How many lines in these records hold the string "Demo"? State only that number.

.....

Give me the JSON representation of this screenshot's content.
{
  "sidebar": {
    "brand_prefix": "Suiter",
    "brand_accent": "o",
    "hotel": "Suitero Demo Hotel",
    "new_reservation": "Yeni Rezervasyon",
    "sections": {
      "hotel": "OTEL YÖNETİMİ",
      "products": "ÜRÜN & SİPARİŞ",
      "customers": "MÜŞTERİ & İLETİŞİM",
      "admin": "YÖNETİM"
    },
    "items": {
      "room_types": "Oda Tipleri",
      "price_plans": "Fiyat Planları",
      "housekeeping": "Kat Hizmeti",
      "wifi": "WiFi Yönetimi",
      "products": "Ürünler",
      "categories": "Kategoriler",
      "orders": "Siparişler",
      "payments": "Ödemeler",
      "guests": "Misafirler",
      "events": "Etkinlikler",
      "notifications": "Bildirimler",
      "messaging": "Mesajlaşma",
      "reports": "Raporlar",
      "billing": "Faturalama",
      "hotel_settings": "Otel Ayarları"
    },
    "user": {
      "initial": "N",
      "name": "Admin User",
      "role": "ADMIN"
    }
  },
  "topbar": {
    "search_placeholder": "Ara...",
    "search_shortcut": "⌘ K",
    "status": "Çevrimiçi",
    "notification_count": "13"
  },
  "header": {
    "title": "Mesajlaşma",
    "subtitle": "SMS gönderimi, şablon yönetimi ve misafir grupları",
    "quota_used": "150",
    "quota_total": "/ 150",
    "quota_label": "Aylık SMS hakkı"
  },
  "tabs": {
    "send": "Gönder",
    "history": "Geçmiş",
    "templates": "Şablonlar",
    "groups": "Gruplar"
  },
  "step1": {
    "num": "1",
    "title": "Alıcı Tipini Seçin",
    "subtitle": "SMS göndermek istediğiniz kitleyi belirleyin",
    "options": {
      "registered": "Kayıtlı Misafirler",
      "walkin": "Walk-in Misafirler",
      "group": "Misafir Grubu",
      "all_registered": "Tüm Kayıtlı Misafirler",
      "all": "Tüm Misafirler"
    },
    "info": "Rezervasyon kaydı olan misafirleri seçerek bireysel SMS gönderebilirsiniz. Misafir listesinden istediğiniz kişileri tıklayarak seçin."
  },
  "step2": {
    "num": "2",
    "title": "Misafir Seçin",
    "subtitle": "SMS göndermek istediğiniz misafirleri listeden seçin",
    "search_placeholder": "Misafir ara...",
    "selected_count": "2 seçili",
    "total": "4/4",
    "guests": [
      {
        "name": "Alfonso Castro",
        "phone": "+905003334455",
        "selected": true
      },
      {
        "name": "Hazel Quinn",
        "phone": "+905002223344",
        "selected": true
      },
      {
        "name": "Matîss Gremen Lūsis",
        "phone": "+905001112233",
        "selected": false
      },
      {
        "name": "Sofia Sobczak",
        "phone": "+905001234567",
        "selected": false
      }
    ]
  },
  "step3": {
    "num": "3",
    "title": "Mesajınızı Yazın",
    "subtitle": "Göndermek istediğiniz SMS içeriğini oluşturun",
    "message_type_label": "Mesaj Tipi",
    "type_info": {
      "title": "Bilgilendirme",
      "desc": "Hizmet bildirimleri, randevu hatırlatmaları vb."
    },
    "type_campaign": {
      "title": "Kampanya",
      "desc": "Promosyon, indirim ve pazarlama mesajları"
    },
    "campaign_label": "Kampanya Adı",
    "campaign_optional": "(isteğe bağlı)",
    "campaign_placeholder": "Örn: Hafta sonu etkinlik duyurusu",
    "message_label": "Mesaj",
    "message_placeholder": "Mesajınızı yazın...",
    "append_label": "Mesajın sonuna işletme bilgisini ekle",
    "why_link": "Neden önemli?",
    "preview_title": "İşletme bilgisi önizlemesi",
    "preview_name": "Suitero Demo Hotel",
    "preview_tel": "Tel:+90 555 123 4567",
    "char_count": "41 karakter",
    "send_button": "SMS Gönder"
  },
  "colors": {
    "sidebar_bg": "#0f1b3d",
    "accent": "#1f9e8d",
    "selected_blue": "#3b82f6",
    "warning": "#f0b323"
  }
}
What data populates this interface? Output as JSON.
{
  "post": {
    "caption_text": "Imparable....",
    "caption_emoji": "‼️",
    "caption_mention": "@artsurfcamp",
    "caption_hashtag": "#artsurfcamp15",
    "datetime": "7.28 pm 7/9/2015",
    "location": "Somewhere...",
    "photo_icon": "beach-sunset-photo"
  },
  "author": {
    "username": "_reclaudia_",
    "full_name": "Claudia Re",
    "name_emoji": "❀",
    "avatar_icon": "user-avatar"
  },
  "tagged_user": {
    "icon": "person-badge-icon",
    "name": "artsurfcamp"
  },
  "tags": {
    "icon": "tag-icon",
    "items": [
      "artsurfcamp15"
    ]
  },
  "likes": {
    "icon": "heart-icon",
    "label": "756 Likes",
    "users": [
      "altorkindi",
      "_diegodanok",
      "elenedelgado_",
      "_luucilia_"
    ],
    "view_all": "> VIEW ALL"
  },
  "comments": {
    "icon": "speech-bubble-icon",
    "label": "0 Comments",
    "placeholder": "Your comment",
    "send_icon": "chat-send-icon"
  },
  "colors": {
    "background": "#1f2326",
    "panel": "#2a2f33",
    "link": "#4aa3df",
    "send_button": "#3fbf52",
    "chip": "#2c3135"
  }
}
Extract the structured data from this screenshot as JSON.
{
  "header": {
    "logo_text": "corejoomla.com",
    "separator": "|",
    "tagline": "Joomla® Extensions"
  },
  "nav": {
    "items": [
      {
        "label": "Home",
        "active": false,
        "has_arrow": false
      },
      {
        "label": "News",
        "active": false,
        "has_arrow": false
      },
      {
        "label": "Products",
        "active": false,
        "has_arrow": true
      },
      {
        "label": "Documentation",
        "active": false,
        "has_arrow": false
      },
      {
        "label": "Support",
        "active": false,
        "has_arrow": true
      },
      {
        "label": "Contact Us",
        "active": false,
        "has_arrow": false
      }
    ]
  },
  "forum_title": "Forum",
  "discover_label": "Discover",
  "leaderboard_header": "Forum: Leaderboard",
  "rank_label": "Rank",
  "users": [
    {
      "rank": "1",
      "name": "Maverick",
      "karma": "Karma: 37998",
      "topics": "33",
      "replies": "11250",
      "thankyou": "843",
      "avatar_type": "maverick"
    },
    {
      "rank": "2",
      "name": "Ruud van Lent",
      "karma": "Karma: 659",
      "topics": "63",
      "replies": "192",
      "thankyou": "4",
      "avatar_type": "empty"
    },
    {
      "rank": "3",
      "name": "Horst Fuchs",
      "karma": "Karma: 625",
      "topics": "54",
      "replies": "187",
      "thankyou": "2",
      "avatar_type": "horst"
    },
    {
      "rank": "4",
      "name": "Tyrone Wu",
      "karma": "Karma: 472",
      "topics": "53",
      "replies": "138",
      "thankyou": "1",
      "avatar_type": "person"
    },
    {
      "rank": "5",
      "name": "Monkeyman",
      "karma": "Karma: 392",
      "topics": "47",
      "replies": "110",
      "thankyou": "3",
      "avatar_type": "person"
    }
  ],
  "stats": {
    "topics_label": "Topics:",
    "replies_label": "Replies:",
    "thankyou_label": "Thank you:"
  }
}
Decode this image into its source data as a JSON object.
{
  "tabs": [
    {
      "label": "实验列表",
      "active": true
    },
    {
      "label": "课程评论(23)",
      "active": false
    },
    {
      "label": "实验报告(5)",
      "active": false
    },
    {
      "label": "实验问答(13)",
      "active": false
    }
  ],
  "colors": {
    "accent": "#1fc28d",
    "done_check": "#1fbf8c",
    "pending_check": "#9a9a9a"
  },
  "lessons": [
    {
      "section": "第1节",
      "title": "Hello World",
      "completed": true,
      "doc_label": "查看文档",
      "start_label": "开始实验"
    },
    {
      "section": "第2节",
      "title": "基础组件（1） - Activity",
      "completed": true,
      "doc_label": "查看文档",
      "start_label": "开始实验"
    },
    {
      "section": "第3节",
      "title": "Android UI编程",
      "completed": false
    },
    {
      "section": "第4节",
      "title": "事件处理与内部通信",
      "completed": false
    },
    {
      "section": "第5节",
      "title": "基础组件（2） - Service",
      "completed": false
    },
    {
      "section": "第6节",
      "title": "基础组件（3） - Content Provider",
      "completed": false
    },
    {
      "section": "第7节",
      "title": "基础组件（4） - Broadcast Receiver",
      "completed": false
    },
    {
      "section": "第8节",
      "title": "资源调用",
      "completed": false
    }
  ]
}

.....

▶ [Written solution] 2